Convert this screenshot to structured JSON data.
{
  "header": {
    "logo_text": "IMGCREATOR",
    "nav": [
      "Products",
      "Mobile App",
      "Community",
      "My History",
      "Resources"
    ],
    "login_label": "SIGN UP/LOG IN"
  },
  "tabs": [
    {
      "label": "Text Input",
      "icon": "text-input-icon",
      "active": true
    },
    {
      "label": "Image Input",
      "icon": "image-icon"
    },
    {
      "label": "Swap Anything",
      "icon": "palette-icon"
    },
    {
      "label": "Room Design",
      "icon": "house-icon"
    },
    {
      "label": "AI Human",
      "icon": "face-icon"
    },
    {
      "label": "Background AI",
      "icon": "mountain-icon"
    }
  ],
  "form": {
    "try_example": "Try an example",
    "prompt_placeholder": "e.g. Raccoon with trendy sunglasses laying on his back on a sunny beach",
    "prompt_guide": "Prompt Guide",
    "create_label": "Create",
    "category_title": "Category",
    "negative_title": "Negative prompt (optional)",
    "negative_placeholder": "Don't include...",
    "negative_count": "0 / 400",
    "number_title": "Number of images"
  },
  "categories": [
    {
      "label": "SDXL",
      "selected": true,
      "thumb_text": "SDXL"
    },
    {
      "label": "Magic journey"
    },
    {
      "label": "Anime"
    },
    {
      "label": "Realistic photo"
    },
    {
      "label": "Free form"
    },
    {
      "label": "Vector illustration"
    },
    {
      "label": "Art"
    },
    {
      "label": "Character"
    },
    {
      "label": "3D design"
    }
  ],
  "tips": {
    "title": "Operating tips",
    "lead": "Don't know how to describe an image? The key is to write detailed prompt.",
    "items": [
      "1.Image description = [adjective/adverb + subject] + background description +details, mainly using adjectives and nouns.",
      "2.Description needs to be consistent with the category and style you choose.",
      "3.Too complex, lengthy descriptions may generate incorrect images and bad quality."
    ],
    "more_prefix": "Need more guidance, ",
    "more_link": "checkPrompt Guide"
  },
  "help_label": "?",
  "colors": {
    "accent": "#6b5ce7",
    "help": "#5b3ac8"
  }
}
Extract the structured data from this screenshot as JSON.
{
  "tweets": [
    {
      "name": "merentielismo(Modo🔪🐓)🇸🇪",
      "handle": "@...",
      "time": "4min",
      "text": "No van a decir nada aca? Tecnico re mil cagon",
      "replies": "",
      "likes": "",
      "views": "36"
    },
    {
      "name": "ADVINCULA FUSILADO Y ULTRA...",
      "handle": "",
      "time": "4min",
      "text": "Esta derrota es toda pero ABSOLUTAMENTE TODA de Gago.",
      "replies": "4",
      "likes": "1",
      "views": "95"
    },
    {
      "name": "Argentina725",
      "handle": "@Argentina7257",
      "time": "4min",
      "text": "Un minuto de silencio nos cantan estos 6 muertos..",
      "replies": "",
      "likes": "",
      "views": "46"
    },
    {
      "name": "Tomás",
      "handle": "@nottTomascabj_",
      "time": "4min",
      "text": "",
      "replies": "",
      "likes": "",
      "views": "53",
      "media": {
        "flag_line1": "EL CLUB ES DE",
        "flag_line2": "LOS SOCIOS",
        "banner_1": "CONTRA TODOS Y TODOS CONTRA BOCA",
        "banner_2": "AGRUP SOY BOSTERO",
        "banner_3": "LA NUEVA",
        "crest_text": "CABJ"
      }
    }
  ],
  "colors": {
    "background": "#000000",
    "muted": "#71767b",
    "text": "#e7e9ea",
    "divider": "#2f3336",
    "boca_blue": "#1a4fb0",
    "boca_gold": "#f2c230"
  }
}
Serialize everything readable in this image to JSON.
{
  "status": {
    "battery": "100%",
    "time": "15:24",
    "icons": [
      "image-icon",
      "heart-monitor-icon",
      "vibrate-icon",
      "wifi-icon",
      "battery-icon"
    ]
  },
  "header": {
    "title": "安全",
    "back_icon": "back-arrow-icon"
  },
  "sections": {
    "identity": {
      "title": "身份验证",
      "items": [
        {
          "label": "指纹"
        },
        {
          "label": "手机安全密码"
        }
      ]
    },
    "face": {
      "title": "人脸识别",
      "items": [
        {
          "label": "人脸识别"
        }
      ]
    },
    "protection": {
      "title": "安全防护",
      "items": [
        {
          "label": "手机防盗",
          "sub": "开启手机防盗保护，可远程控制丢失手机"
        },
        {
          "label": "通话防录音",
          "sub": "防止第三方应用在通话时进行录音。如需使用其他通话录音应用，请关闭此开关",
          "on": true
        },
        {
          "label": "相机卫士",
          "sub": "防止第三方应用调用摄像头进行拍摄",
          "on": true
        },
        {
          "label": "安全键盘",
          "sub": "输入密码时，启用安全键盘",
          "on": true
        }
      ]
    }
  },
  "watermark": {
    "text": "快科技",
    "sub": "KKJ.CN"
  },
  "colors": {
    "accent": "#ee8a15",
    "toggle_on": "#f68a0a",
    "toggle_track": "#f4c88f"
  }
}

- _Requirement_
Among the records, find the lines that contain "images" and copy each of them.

- _Response to this exercise_
    "number_title": "Number of images"
      "3.Too complex, lengthy descriptions may generate incorrect images and bad quality."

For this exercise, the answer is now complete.